The last weeks have brought a deluge of articles on working from home. But many of these tips are targeted to new remote teams.
In contrast, Denter Everett Harper runs Truss as an entirely virtual company since its founding in 2012. Everett’s been deep in the trenches of remote work and has invaluable lessons to share.
He joined us on Friday for our second Dent @ Home session—wherein he walked us through a “master class” on remote work.
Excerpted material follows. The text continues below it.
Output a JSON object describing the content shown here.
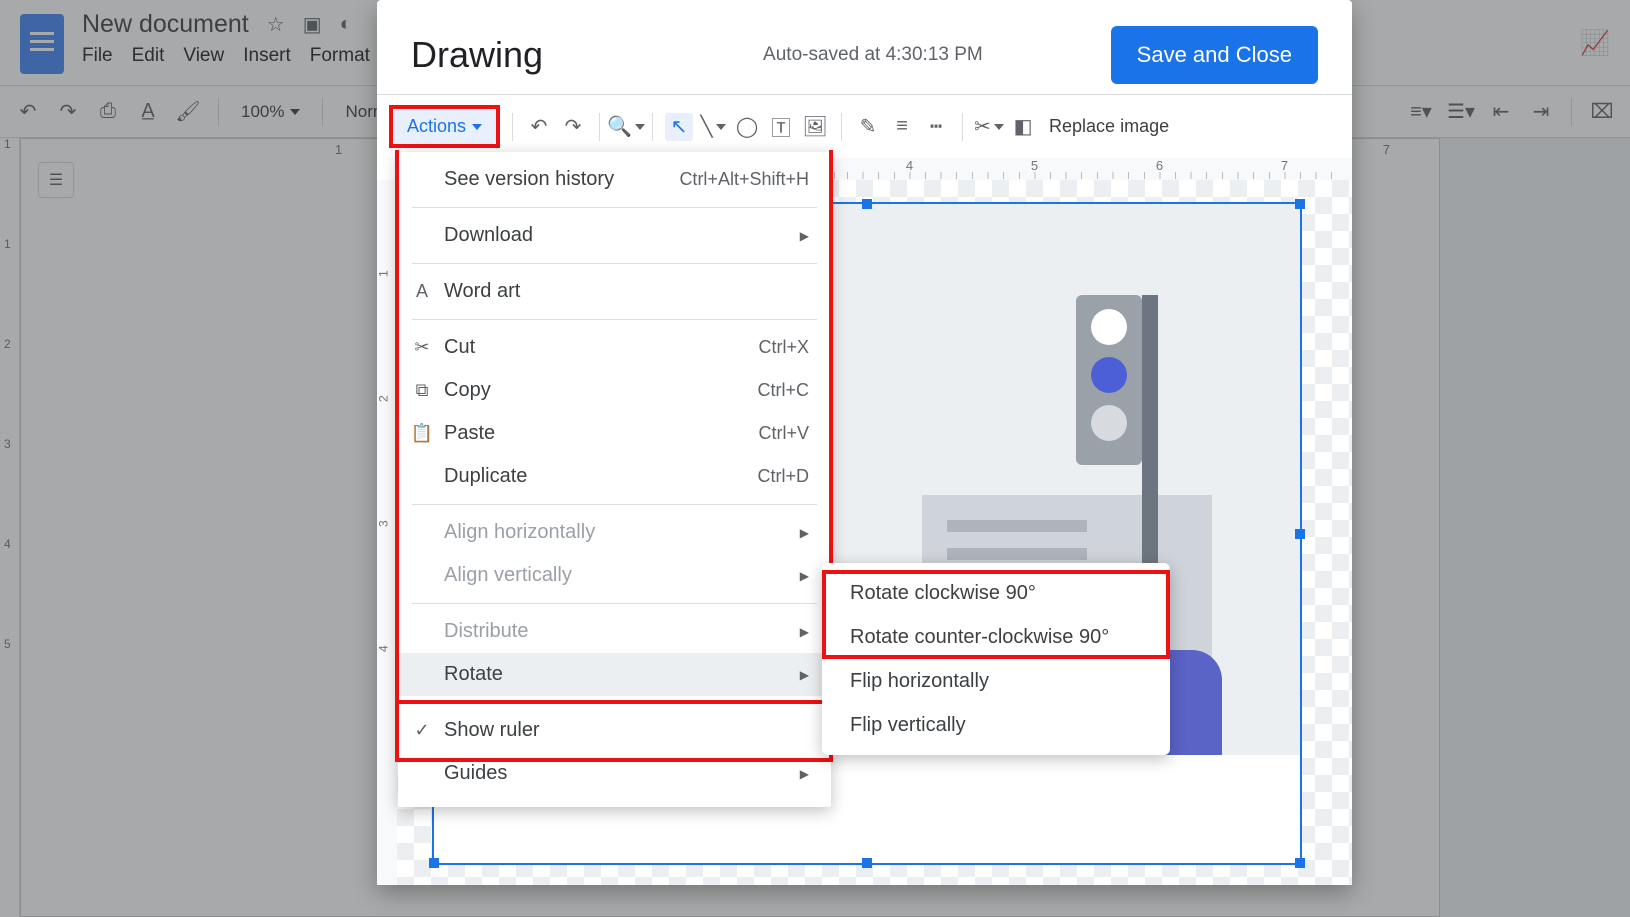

We’ve curated his wisdom into a series of articles forthcoming in the next few weeks. (And don’t miss Everett’s excellent“Distributed Playbook” linked at the bottom.)
Managing Company Culture in a Time of Change and Crisis
For most of us, the shutdown has forced us to respond by working remotely immediately—rather than taking the time to intentionally set up systems.
“If there are cultural practices that are broken, you’ll find out in a virtual environment.”—CEO Everett Harper
“If there are cultural practices that are broken, Everett says, “You’ll find out in a virtual environment.” However, this can also be an enormous opportunity to fix those broken systems.
It’s important to note though, that our relationship to remote work also depends on how much institutional power we have: Who makes policy? Who influences policy? Who is subject to policy?
Be Realistic and Empathetic about the Effects of COVID-19
Everett says they’ve been offering this key message to their employees: “You’re going to lose productivity; it’s gonna be okay.” He stresses that during this period, priorities have to shift to caring for ourselves and our communities.
However, Everett has learned that many find it challenging to set boundaries even when they are told to do so—especially as daily routines are shifting (i.e. less commuting, more helping kids E-learn). This messaging has to be repeated consistently and be backed up with infrastructure.
Create Space for Creative Discussions around COVID-19
After creating a COVID-19 Slack channel, the Truss team quickly discovered that since some areas had more access to resources (toilet paper, hand sanitizer, etc) than others, a few employees started offering to send things to each other.
In response, Truss made it an official program: “Trussels helping Trussels.” Coordinated through a Slack channel, it became a Craigslist-like exchange of everything from gifts to basic necessities. And Truss covers the (negligible) cost of shipping.
This program connects employees, meets an already expressed need, and creates immense trust and empathy—all without requiring too much from any one person.
Everett has been kind enough to share Truss’ Distributed Playbook, where the Truss team goes into the nitty-gritty of their policies, while also discussing “how to build systems, an infrastructure, and a mindset to support your employees, culture, and customers for the long haul.”
Check it out and put it to work at your organization.
Virtual sessions like these are part of how we’re supporting this amazing community of scientists, entrepreneurs, technologists, artists, astronauts, and misfits. If you’re interested in viewing the recording of the full session, the Dent community might be a fit for you. You can apply for the Dent Passport here.
Dent’s virtual sessions and events help our community break through the sense of isolation that tends to haunt people who do remarkable things. In addition to virtual sessions like these, Dent Passport members receive:
- Free Access to a Stable of Business and Leadership Coaches
- Quarterly Dent Passport Book Club Subscription
- Weekly Dent @ Home sessions
- Community “Morning Routines” and “Fika Breaks” to connect with others.
- Passport Community Directory and Facilitated Introductions